"God Calling" © DarkCloud, iStockPhoto #7909523
“God Calling” © DarkCloud

Are you trying to squeeze your dream into your life, or will you fit your life into your dream?

If you are waiting for magical writing time to appear on the horizon (perhaps after you retire), then you, like me, will discover that mirages cannot be caught. Instead, when we stop where we are, and dig deep, time appears and expands. Here are a few suggestions:

  1. Calendar the upcoming week. Block out the set commitments and routines. Outline the available hours for everything you want to do. Designate some as writing time.
  2. Begin and close each planning and writing session by connecting with divine guidance, in whatever way that works for you. Ask that your writing be of service to others and meet your own needs.
  3. Carry a journal or notebook around. Steal moments, capture ideas.
  4. Keep Morning Pages. Julia Cameron suggests three pages written first thing. It works best half asleep, and scribbling. These don’t count as writing. It’s usually the second half, after I run out of ideas, when ideas begin to flow.
  5. Count the ways you’re already writing. E-mailing, blogging? Copy those notes into one file. Plan ways to share your book in segments.
  6. Next week, we’ll talk about fear. Until then, write anyway.
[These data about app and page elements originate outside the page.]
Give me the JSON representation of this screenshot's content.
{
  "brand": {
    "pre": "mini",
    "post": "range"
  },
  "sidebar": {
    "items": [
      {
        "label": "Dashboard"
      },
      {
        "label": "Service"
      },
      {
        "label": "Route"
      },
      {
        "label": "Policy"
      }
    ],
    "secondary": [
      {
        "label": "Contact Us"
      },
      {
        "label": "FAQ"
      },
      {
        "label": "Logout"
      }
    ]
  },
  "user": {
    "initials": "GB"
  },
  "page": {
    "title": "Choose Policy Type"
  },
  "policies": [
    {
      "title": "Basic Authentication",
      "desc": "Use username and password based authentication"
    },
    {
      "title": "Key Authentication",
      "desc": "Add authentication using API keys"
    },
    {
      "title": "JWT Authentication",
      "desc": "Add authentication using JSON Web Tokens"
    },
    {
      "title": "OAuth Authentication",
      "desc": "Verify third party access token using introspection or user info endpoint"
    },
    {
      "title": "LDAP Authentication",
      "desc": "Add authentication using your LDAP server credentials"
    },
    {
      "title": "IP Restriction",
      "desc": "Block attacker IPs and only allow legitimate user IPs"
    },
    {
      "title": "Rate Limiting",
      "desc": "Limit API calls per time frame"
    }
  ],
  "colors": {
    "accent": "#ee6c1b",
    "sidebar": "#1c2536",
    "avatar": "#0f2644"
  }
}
What helps you fit your dream into your life? Or your life into your dream?

_______________________

Text © Gwyn Nichols 2013. All rights reserved. WritersResort.com

Photo “God Calling” © DarkCloud, iStockPhoto #7909523